- Overgrown teeth that don't align neatly together
- Open sores, poor coat or other skin problems may be a sign of scurvy
- Unusual lumps or growths can be a sign of cancer
- Sores on their feet which is a sign of a common condition known as bumblefoot
- Trouble breathing which can indicate a respiratory infection
- Diarrhea is common and can be due to parasites or bacterial infections
- Lack of appetite can be a sign of several conditions such as urinary problems, bladder infection, stress and dental disease
Guinea Pig Sounds
One of the most charming aspects of Guinea pig ownership is the delightful noises that they make. While they're definitely not a loud pet, Guinea pigs still have lots to say. Common noises including a high-pitched whistling or trilling noise that they may make when they're aroused, such as if they're happy to see you approach the cage (especially if it's dinner time!). They can also make a hissing sound that indicates they are upset and this is usually done with a display of teeth and stiff body language.

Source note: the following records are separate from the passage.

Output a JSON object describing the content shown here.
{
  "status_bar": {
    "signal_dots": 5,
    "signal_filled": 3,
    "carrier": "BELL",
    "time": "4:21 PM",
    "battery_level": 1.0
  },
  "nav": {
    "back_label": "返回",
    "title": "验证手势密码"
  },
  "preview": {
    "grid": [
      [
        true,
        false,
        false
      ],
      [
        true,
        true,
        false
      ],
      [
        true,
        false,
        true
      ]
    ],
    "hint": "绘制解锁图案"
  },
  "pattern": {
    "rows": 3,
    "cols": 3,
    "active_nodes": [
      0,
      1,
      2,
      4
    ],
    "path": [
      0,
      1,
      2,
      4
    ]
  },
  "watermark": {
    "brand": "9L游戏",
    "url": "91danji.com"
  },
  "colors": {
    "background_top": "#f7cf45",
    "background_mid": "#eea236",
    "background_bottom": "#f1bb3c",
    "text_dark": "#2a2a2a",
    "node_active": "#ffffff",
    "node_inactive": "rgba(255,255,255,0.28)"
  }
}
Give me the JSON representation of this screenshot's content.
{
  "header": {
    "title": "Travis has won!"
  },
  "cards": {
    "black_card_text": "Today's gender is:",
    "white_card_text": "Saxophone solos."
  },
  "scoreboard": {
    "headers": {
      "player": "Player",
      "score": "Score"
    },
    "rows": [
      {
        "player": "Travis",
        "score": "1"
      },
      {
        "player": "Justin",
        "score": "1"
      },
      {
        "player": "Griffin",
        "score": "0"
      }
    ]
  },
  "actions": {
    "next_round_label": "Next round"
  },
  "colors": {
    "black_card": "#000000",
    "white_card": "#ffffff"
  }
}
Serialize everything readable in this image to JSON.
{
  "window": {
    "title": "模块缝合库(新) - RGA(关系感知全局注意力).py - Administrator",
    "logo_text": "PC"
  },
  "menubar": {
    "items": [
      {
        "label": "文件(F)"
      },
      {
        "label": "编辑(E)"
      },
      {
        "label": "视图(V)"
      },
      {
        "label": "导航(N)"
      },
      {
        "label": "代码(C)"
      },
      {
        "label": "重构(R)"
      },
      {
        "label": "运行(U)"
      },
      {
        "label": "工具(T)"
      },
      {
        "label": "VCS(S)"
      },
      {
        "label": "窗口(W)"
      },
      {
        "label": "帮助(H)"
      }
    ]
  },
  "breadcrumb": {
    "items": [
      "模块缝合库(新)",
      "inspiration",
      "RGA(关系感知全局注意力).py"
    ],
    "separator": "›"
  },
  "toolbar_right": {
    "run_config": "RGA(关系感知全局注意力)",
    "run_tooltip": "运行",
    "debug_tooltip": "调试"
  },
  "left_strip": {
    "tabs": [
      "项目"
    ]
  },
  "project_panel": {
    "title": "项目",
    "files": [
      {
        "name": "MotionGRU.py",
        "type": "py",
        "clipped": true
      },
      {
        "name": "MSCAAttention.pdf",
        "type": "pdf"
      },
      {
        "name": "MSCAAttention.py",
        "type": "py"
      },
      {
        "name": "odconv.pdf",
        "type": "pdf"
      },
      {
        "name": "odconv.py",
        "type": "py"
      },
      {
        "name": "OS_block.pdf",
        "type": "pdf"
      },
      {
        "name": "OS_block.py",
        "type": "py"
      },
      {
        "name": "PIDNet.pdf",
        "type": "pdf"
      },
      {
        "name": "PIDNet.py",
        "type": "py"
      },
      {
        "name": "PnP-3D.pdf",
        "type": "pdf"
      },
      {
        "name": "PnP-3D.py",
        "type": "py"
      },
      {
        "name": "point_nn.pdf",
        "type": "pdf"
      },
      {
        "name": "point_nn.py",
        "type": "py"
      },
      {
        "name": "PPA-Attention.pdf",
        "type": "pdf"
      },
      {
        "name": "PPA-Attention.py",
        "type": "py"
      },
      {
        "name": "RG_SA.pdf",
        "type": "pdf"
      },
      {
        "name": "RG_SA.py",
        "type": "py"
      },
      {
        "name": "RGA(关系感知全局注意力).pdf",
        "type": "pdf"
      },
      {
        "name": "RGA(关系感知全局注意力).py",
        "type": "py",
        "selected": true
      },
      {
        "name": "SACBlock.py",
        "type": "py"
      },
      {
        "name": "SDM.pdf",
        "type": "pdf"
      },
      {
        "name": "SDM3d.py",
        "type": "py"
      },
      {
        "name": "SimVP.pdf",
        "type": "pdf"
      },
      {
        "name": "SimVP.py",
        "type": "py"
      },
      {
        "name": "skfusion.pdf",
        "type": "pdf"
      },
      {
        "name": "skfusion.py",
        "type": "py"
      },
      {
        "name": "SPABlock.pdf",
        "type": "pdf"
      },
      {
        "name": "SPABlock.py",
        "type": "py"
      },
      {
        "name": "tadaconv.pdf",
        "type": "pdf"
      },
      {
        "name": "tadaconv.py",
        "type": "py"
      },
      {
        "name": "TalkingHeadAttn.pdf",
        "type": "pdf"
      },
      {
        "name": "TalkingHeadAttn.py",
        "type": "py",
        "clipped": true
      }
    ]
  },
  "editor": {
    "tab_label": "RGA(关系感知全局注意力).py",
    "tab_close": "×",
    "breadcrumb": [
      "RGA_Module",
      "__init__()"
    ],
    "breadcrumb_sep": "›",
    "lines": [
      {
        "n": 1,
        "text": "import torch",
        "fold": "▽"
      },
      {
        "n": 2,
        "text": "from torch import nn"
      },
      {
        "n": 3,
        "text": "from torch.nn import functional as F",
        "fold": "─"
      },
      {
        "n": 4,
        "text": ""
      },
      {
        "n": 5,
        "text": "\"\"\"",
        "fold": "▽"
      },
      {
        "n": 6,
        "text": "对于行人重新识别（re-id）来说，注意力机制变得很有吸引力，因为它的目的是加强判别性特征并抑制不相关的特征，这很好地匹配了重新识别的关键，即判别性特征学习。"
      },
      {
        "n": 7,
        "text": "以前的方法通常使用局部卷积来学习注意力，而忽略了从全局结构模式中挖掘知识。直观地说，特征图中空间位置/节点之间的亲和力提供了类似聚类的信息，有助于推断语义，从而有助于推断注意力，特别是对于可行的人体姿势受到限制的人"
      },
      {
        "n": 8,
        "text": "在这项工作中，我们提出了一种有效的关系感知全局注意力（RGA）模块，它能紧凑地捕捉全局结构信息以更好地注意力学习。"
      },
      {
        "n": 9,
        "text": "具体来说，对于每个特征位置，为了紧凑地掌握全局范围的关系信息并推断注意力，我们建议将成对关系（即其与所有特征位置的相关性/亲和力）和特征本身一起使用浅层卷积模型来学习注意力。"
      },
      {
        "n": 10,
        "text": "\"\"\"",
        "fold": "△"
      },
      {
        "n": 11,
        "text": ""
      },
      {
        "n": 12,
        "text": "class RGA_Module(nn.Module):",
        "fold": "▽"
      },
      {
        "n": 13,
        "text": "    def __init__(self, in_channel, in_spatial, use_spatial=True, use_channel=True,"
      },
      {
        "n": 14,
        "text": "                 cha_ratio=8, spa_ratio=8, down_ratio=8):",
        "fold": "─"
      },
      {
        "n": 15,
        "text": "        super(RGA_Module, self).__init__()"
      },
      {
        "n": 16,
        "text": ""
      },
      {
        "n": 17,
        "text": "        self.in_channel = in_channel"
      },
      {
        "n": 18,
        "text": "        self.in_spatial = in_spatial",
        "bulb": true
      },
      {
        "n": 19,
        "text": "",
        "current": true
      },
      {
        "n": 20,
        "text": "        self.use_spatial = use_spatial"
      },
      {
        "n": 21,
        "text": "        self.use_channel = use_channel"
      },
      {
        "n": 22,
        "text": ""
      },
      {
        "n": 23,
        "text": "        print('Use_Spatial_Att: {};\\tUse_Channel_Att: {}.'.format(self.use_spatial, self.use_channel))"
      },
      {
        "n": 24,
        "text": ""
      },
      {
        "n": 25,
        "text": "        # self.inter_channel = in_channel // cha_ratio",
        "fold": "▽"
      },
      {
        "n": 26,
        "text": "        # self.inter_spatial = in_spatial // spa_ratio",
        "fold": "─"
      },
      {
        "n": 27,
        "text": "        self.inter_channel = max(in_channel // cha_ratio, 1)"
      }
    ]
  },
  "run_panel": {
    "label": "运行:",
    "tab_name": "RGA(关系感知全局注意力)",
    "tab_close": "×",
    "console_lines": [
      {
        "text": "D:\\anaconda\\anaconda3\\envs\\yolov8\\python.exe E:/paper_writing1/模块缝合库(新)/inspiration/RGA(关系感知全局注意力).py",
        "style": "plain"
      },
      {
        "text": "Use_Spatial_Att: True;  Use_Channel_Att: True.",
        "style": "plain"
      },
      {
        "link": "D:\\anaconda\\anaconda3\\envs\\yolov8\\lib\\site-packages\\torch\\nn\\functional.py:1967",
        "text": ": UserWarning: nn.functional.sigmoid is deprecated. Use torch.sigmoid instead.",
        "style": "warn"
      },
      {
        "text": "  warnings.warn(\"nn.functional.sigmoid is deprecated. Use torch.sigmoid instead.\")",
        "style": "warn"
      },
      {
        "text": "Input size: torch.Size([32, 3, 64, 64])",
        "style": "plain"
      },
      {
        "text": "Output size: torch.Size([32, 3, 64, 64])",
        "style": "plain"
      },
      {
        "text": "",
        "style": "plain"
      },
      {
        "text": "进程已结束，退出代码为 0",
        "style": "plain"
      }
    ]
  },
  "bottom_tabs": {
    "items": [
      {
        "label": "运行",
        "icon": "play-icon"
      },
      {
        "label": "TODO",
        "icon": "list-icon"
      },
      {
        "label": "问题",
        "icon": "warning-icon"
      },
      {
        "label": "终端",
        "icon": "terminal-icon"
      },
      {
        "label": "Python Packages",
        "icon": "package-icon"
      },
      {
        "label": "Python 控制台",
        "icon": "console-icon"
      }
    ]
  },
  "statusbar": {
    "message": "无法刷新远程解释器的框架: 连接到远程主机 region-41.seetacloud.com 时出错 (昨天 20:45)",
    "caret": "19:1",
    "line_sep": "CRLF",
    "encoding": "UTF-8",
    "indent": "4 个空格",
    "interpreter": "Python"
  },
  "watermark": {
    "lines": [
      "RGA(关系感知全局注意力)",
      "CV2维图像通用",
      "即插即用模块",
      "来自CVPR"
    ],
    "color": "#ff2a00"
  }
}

Guinea Pig Purring
Guinea pigs can purr just like a cat, but the type of purr can indicate different mental states. If the sound is low, and the pig seems relaxed, this is a sign they are happy. If the purring has a high pitched tone to it accompanied by more agitated body language, this is a sign your pig is stressed or irritable. If the purrs happen in short bursts, this can indicate that your pig is worried and afraid.
Cost of Owning a Guinea Pig
Depending on your choices and any sales you find, expect to make an initial investment of about $180 to purchase your pet and its cage setup. After that, you'll spend about $45 a month on bedding, pellets and hay, plus the cost of fresh fruits and veggies. Veterinary care is rarely needed, but you should seek out a vet that treats rodents and find out the cost of the average office visit. If you feel you have room in your budget to handle these costs plus the time it takes to keep your pet's cage clean, you can provide all the basics your guinea pig will need to have a healthy life.
Guinea Pig Care for Beginners
Guinea pigs do have specific requirements for care but overall they are not a hard pet to care for which makes them an excellent choice for children and beginners. They also are a wonderful pet if you live in a small space but still want an engaging and cuddly companion.